Like me, many survivors of the sex trade don’t have happy, “sex work is work” accounts of the industry. Instead, we are more likely to carry tales of the degradation, exploitation, and abuse that goes on behind the red lights. After we leave, we talk about the pimps, the daily sexual abuse, and the fact that illegal, regulated, and decriminalized brothels are nearly the same. We speak about the realities of sex trafficking and of the exploitation of minors, and how the majority of the women we worked with couldn’t give a monkey’s ass about labor rights. They just wanted out.

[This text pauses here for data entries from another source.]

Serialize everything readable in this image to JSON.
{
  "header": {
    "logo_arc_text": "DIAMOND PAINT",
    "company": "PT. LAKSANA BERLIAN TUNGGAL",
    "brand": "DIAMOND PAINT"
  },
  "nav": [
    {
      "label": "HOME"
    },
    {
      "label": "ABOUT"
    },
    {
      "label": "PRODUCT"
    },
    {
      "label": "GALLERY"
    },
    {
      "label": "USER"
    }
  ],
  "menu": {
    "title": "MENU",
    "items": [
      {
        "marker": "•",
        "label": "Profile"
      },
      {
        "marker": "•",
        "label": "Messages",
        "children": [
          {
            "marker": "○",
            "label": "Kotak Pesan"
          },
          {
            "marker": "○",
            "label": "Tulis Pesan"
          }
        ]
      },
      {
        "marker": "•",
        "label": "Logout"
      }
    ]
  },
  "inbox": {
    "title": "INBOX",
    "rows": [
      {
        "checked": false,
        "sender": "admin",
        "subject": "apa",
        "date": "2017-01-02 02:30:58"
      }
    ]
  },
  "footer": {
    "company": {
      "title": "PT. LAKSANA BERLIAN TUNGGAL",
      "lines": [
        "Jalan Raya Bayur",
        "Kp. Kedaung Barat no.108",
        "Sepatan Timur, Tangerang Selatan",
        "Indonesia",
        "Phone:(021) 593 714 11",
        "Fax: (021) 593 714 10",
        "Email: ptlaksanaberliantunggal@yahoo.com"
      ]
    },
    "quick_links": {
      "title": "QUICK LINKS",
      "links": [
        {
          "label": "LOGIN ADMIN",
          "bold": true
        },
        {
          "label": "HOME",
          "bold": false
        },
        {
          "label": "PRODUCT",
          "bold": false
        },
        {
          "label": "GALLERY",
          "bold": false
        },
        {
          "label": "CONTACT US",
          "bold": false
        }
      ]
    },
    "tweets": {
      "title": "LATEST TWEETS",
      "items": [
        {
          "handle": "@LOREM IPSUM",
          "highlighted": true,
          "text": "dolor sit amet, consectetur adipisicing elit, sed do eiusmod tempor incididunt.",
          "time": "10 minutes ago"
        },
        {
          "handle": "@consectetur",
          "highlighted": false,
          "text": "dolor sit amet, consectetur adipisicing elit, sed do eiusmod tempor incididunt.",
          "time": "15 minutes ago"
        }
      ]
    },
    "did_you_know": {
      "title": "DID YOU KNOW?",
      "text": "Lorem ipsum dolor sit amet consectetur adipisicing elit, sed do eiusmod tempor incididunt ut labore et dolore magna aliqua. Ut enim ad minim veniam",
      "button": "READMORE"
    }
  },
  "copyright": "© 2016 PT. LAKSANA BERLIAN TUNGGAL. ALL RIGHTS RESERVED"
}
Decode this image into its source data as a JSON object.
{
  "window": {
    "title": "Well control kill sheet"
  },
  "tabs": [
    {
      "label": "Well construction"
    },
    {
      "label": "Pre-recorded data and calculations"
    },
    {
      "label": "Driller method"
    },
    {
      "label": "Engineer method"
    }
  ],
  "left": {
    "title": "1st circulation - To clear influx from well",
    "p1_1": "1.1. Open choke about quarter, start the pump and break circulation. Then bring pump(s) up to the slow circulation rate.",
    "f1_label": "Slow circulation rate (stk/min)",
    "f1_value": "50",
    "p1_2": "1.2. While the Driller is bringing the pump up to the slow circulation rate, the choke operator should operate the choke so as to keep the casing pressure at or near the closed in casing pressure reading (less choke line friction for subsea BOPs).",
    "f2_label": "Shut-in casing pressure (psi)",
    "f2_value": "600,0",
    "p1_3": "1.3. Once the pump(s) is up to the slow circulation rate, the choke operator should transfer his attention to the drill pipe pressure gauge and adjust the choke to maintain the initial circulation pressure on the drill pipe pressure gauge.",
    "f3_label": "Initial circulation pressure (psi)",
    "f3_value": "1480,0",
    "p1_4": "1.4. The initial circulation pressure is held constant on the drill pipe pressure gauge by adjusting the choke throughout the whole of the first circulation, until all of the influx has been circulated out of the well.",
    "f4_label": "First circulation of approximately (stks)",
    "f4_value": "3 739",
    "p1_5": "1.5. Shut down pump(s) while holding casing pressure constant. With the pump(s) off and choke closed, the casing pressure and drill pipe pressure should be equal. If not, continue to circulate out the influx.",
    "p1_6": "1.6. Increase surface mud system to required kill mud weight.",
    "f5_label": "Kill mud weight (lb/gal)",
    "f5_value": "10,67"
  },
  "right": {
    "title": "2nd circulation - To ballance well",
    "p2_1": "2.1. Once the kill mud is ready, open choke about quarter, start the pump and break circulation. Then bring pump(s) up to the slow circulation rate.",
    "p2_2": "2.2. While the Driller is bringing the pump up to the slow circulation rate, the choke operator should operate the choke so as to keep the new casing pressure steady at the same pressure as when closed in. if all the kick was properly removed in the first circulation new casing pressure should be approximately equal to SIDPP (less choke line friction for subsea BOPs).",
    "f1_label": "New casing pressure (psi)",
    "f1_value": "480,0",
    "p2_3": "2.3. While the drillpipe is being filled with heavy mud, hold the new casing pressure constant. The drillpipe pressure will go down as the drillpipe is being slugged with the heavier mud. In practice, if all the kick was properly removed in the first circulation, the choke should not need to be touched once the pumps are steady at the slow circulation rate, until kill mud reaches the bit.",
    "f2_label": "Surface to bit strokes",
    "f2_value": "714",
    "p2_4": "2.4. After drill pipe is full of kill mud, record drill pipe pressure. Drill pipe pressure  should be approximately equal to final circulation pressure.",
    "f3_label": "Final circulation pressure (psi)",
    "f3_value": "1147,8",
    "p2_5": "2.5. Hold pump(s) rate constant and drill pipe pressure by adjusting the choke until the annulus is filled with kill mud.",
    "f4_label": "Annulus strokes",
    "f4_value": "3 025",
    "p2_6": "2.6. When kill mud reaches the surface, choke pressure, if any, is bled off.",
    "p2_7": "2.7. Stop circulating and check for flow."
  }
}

Ours are the voices that are not heard until we leave the industry. Ours are the voices of those who are trafficked, coerced, exploited, addicted, or groomed as minors. We don’t tend to feature in sex work surveys and discussions about the intersections with queerness and Marxism. (Marx recognized prostitution as oppression, by the way.) When we do feature in research, there is a flurry of action to bury it or discredit the researcher, especially if the research is a woman (and, Goddess forbid, a suspected radical feminist). Many stories of survivors, particularly those from existing decriminalized regimes, don’t fit the “sex work as work” rhetoric or the sanitized language of worker’s rights where rape becomes an occupational hazard. Survivors also very rarely support the push for full decriminalization. Funny, that.

Ours are the voices that are not heard until we leave the industry.

And so we must be silenced because our lived experiences clearly do not fit into the sexually liberated, “my body my choice” packaging. Instead, we must be lying. This is gaslighting and victim shaming at its worst. As I unfortunately remember all too well as a childhood sexual abuse survivor, being told to be quiet or that your own understanding of your experience is invalid can be as emotionally traumatic as the abuse itself. It must be considered that those who attempt to silence survivors in this way know exactly what they are doing.

When Rachel Moran, author of the bestselling book Paid For and founder of SPACE International, went public with her blisteringly raw memoir (and successfully aided the campaign to make purchasing sex illegal in Ireland), the abuse she received was intense. She was accused of lying so much and so often that sex worker lobbyists can now tell me with a straight face that she was discredited years ago, even though this is false. (Moran has since proven her background, though the fact that she had to do so is discouraging.)

When pro-prostitution campaigners deny and downplay the daily abuse that takes place, they are erasing abuse and siding with the perpetrators. Disagreeing about exact policies is one thing, but to attack and shame survivors who have finally broken through their silence to speak publicly? That’s a whole other level of nasty.

While many of the online attacks I have suffered so far have been relatively small, I’ve been told to expect that it will get worse if I continue to speak.

Good. Bring it on.

I have been silent for too long: when my uncle sexually groomed me, when my ex raped me, when strangers groped me in the street, and when I was exploited by older men while still a teenager. I will not remain silent about sex trade abuse, not when there are so many women and children still stuck within it.

Our voices need to be heard — if only to provide hope to those still caught in global sexual exploitation. Freedom is possible but sometimes it means speaking out even when they tell you to shut up.


Article originally published at https://humanparts.medium.com/erasing-abuse-silencing-survivors-of-the-sex-trade-3a990a7f5a9b. Republished with author’s permission.